A cabinet source said the truck had been loaded with hand guns and assault rifles hidden under a blanket of animal feed.
Hizbullah demanded the return of the truck and said the supplies were heading to its fighters in south Lebanon.
Hizbullah said the authorities had confiscated a “truck carrying munitions to the resistance”. The truck had been carrying the load from the Bekaa Valley in the east to the south, it said in a statement.
“The government program clearly confirms the right of the resistance ... to work to liberate the rest of the occupied land, the prisoners and to confront the Zionist threats,” the statement said, demanding the return of the truck and munitions.
Civil unrestThe government is facing a political challenge from opponents including Hizbullah. The political standoff spilled over into armed clashes between supporters of the rival camps last month and nine people were killed.
It was Lebanon’s worst civil unrest since its 1975-1990 civil war and raised fears of a new conflict. Leaders on both sides called for calm.
A United Nations envoy and anti-Syrian Lebanese leaders have accused Syria of smuggling weapons to its allies in Lebanon in recent months.
The rival camps have accused each other of using militias in the recent violence, stirring memories of the civil war which started as a conflict between Christians, Muslims and Palestinians and drew in states including Israel and Syria.
Hizbullah, the most powerful military force in Lebanon, has vowed not to use its weapons against other Lebanese. Hizbullah, backed by Syria and Iran, and its allies in opposition are demanding veto power in cabinet and early elections.
The government, whose backers include the United States, France and Saudi Arabia, has refused to yield.
Attacks on peacekeepers possible
Lebanese Defense Minister Elias Murr said Thursday that there were intelligence reports of possible attacks being planned against international peacekeepers in Lebanon.
Murr said there were reports that “fundamentalist groups” in the Palestinian refugee camp of Ein el-Hilweh in southern Lebanon, were contemplating attacks against the peacekeepers.

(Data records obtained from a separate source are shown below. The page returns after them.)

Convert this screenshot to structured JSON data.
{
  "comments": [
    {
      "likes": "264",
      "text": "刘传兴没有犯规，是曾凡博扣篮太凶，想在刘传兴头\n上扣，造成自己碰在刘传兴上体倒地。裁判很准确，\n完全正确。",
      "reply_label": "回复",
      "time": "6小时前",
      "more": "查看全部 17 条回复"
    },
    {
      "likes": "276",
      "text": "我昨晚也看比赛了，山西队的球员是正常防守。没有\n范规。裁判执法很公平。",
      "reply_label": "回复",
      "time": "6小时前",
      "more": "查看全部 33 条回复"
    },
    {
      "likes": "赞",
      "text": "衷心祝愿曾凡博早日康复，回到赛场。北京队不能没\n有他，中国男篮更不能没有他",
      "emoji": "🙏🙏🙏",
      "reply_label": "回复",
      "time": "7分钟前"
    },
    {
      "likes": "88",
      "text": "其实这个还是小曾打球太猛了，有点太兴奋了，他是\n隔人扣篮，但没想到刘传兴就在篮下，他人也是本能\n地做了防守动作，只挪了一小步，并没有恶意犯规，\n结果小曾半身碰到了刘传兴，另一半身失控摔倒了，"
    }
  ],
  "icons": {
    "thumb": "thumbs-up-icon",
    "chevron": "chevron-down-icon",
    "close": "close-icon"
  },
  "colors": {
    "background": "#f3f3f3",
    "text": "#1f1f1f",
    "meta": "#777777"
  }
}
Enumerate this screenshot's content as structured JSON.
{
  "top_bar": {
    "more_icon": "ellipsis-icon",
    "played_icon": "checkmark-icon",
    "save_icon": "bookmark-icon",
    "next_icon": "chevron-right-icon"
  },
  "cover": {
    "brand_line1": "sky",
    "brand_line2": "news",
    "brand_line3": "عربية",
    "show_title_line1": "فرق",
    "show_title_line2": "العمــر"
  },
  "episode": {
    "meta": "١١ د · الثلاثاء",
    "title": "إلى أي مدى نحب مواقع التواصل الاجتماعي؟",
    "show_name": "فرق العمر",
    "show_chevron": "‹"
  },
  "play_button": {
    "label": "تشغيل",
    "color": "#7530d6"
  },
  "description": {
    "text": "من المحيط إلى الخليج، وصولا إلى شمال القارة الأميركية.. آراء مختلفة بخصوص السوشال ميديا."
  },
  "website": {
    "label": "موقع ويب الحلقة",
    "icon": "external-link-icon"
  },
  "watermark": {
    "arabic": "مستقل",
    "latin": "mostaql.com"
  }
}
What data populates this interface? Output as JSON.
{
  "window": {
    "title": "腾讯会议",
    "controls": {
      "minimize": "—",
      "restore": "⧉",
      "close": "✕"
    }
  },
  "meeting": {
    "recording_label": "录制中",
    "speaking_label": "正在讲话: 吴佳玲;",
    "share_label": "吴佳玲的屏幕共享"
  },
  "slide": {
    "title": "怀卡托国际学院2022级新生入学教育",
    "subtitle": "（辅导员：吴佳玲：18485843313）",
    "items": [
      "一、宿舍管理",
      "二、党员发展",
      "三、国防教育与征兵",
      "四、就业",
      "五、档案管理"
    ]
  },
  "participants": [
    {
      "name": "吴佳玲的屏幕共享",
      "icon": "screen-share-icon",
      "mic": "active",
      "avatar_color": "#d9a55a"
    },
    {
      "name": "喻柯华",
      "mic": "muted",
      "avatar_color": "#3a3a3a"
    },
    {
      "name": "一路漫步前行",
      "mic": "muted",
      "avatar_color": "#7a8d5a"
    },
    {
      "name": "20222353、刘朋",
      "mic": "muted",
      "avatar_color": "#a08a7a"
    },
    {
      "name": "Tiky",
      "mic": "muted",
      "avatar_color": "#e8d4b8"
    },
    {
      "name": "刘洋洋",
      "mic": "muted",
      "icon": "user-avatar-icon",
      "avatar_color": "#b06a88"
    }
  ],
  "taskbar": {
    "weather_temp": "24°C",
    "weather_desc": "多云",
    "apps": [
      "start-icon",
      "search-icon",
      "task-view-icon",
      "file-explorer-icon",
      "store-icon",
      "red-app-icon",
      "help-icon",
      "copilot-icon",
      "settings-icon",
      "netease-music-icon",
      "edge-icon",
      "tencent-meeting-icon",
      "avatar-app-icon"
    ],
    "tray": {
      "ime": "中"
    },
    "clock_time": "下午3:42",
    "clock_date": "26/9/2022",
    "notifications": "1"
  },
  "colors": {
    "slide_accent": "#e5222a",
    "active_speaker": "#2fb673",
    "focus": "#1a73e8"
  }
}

“Whether this information is true or not, we have to deal with it very carefully … even it is has zero credibility,” he said.